Segment Start: Data records

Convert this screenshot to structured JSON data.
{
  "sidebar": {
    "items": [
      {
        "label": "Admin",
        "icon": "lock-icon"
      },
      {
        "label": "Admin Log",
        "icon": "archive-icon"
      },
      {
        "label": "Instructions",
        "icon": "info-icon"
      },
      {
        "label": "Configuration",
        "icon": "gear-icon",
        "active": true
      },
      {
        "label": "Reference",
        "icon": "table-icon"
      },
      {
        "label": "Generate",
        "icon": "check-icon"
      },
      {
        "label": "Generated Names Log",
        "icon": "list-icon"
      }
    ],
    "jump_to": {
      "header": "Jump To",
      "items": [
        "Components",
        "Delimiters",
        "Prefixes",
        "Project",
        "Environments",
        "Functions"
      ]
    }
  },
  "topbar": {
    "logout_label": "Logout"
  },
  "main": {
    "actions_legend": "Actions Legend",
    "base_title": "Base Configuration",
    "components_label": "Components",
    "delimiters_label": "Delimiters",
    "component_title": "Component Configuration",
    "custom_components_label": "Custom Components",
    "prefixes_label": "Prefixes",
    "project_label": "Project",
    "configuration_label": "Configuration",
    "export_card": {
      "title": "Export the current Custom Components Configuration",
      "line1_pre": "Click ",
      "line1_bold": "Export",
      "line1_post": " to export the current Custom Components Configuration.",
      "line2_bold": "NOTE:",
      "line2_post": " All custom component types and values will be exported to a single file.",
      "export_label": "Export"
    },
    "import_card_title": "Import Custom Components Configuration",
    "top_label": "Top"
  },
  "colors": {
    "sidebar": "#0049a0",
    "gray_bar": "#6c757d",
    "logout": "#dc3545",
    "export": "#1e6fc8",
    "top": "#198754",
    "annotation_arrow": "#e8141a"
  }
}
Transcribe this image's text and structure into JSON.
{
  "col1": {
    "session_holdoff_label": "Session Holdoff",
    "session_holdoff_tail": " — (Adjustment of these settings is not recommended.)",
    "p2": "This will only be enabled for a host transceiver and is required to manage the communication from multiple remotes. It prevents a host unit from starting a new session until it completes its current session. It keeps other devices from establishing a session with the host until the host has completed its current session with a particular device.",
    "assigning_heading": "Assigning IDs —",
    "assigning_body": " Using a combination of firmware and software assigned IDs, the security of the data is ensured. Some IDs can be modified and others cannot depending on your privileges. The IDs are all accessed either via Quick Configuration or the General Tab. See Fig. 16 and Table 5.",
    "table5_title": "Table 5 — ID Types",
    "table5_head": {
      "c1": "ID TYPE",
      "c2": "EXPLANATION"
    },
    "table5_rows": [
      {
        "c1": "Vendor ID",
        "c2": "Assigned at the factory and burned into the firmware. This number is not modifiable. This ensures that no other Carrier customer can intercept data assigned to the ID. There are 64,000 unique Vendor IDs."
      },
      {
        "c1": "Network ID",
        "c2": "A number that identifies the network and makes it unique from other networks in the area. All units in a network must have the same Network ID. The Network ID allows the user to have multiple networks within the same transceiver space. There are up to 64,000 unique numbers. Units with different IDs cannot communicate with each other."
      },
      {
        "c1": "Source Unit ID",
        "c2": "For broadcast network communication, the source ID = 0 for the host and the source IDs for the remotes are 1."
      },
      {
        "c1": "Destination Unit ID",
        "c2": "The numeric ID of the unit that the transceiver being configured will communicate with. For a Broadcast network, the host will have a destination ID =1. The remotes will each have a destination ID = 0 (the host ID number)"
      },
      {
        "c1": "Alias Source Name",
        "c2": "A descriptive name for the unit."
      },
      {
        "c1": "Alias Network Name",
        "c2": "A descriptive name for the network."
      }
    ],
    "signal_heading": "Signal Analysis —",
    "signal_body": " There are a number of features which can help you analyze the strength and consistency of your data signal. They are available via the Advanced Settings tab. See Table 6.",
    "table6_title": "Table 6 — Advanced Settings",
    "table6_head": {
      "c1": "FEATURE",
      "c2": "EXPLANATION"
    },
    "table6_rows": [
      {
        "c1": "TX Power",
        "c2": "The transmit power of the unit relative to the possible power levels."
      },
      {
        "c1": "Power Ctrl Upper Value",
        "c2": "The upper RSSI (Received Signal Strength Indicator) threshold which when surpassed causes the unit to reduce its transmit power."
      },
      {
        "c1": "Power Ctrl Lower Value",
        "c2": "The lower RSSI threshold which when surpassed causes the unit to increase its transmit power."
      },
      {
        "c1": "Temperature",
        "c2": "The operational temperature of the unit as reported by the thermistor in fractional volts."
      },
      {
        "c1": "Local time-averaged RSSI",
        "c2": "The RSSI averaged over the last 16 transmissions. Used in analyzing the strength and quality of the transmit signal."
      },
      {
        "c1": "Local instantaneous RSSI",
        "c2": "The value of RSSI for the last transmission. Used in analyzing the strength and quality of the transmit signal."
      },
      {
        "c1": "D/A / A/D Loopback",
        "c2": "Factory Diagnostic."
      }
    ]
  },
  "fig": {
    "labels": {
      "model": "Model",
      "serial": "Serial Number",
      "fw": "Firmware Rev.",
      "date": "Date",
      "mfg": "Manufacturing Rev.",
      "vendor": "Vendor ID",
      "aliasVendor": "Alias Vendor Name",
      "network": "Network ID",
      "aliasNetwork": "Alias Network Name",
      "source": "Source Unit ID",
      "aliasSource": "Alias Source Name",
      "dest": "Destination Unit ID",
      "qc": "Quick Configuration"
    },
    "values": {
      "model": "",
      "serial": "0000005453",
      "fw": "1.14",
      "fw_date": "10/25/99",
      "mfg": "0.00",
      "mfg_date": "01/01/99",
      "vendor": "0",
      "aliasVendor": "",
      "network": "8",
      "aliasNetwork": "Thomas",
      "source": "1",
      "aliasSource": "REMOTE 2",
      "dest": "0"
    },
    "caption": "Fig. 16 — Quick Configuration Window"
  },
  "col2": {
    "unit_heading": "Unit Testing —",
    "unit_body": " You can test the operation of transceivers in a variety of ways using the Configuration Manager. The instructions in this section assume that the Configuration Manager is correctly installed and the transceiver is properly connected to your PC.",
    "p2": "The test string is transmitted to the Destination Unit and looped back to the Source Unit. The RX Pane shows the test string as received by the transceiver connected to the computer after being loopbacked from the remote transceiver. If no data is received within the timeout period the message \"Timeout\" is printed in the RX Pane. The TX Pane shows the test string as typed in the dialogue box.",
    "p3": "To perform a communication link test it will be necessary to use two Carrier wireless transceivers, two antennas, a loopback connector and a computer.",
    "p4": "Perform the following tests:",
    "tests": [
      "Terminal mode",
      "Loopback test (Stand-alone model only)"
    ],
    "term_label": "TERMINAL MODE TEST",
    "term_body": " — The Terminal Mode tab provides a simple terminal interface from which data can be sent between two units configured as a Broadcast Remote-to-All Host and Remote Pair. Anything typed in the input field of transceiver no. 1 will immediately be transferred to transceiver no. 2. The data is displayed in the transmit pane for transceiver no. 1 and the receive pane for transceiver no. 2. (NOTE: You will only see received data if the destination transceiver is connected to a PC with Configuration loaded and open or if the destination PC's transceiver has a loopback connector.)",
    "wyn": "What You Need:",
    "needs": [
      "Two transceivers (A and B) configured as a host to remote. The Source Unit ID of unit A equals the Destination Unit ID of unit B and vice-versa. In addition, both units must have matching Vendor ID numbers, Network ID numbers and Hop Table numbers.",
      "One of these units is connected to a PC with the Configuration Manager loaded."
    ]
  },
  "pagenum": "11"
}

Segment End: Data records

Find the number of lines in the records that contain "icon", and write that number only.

7